*Exercise instructions*
Without the pictures, copy all the entries below exactly.

»»

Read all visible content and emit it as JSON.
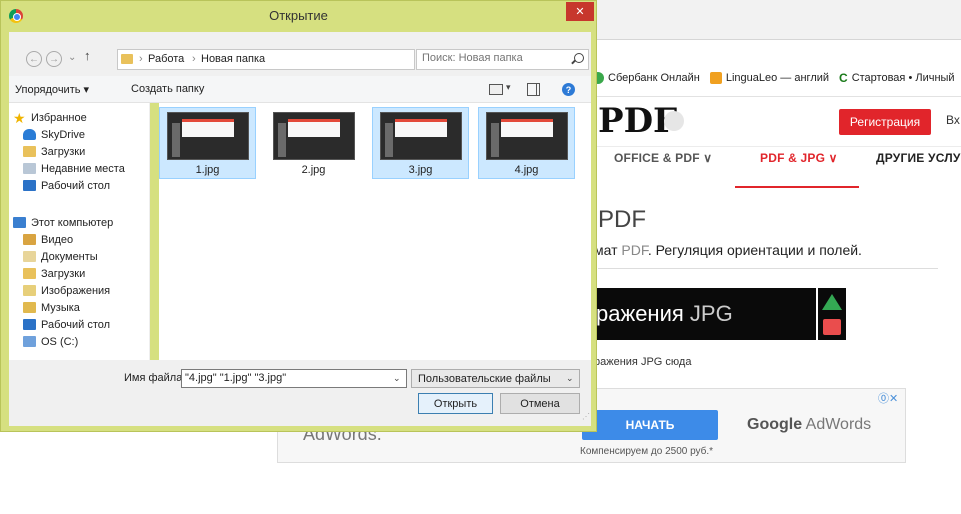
{
  "dialog": {
    "title": "Открытие",
    "close_label": "✕"
  },
  "address": {
    "path": [
      "Работа",
      "Новая папка"
    ],
    "search_placeholder": "Поиск: Новая папка"
  },
  "toolbar": {
    "organize": "Упорядочить ▾",
    "new_folder": "Создать папку"
  },
  "nav_pane": {
    "items": [
      {
        "label": "Избранное",
        "icon": "star-icon"
      },
      {
        "label": "SkyDrive",
        "icon": "cloud-icon"
      },
      {
        "label": "Загрузки",
        "icon": "downloads-icon"
      },
      {
        "label": "Недавние места",
        "icon": "recent-places-icon"
      },
      {
        "label": "Рабочий стол",
        "icon": "desktop-icon"
      },
      {
        "label": "Этот компьютер",
        "icon": "computer-icon"
      },
      {
        "label": "Видео",
        "icon": "video-icon"
      },
      {
        "label": "Документы",
        "icon": "documents-icon"
      },
      {
        "label": "Загрузки",
        "icon": "downloads-icon"
      },
      {
        "label": "Изображения",
        "icon": "images-icon"
      },
      {
        "label": "Музыка",
        "icon": "music-icon"
      },
      {
        "label": "Рабочий стол",
        "icon": "desktop-icon"
      },
      {
        "label": "OS (C:)",
        "icon": "drive-icon"
      }
    ]
  },
  "files": [
    {
      "name": "1.jpg",
      "selected": true
    },
    {
      "name": "2.jpg",
      "selected": false
    },
    {
      "name": "3.jpg",
      "selected": true
    },
    {
      "name": "4.jpg",
      "selected": true
    }
  ],
  "bottom": {
    "filename_label": "Имя файла:",
    "filename_value": "\"4.jpg\" \"1.jpg\" \"3.jpg\"",
    "filetype": "Пользовательские файлы",
    "open_button": "Открыть",
    "cancel_button": "Отмена"
  },
  "browser": {
    "bookmarks": [
      "Сбербанк Онлайн",
      "LinguaLeo — англий",
      "Стартовая • Личный"
    ],
    "logo": "PDF",
    "register": "Регистрация",
    "login": "Вх",
    "nav": [
      "OFFICE & PDF ∨",
      "PDF & JPG ∨",
      "ДРУГИЕ УСЛУ"
    ],
    "title": "PDF",
    "subtitle_grey_prefix": "мат",
    "subtitle_grey": "PDF",
    "subtitle_rest": ". Регуляция ориентации и полей.",
    "banner_text": "ражения",
    "banner_thin": "JPG",
    "drop_hint": "ражения JPG сюда",
    "ad_left": "AdWords.",
    "ad_button": "НАЧАТЬ",
    "ad_compensation": "Компенсируем до 2500 руб.*",
    "ad_google": "Google",
    "ad_adwords": "AdWords",
    "ad_icons": "⓪✕"
  }
}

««

*Problem solution*
Read all visible content and emit it as JSON.
{
  "dialog": {
    "title": "Открытие",
    "close_label": "✕"
  },
  "address": {
    "path": [
      "Работа",
      "Новая папка"
    ],
    "search_placeholder": "Поиск: Новая папка"
  },
  "toolbar": {
    "organize": "Упорядочить ▾",
    "new_folder": "Создать папку"
  },
  "nav_pane": {
    "items": [
      {
        "label": "Избранное",
        "icon": "star-icon"
      },
      {
        "label": "SkyDrive",
        "icon": "cloud-icon"
      },
      {
        "label": "Загрузки",
        "icon": "downloads-icon"
      },
      {
        "label": "Недавние места",
        "icon": "recent-places-icon"
      },
      {
        "label": "Рабочий стол",
        "icon": "desktop-icon"
      },
      {
        "label": "Этот компьютер",
        "icon": "computer-icon"
      },
      {
        "label": "Видео",
        "icon": "video-icon"
      },
      {
        "label": "Документы",
        "icon": "documents-icon"
      },
      {
        "label": "Загрузки",
        "icon": "downloads-icon"
      },
      {
        "label": "Изображения",
        "icon": "images-icon"
      },
      {
        "label": "Музыка",
        "icon": "music-icon"
      },
      {
        "label": "Рабочий стол",
        "icon": "desktop-icon"
      },
      {
        "label": "OS (C:)",
        "icon": "drive-icon"
      }
    ]
  },
  "files": [
    {
      "name": "1.jpg",
      "selected": true
    },
    {
      "name": "2.jpg",
      "selected": false
    },
    {
      "name": "3.jpg",
      "selected": true
    },
    {
      "name": "4.jpg",
      "selected": true
    }
  ],
  "bottom": {
    "filename_label": "Имя файла:",
    "filename_value": "\"4.jpg\" \"1.jpg\" \"3.jpg\"",
    "filetype": "Пользовательские файлы",
    "open_button": "Открыть",
    "cancel_button": "Отмена"
  },
  "browser": {
    "bookmarks": [
      "Сбербанк Онлайн",
      "LinguaLeo — англий",
      "Стартовая • Личный"
    ],
    "logo": "PDF",
    "register": "Регистрация",
    "login": "Вх",
    "nav": [
      "OFFICE & PDF ∨",
      "PDF & JPG ∨",
      "ДРУГИЕ УСЛУ"
    ],
    "title": "PDF",
    "subtitle_grey_prefix": "мат",
    "subtitle_grey": "PDF",
    "subtitle_rest": ". Регуляция ориентации и полей.",
    "banner_text": "ражения",
    "banner_thin": "JPG",
    "drop_hint": "ражения JPG сюда",
    "ad_left": "AdWords.",
    "ad_button": "НАЧАТЬ",
    "ad_compensation": "Компенсируем до 2500 руб.*",
    "ad_google": "Google",
    "ad_adwords": "AdWords",
    "ad_icons": "⓪✕"
  }
}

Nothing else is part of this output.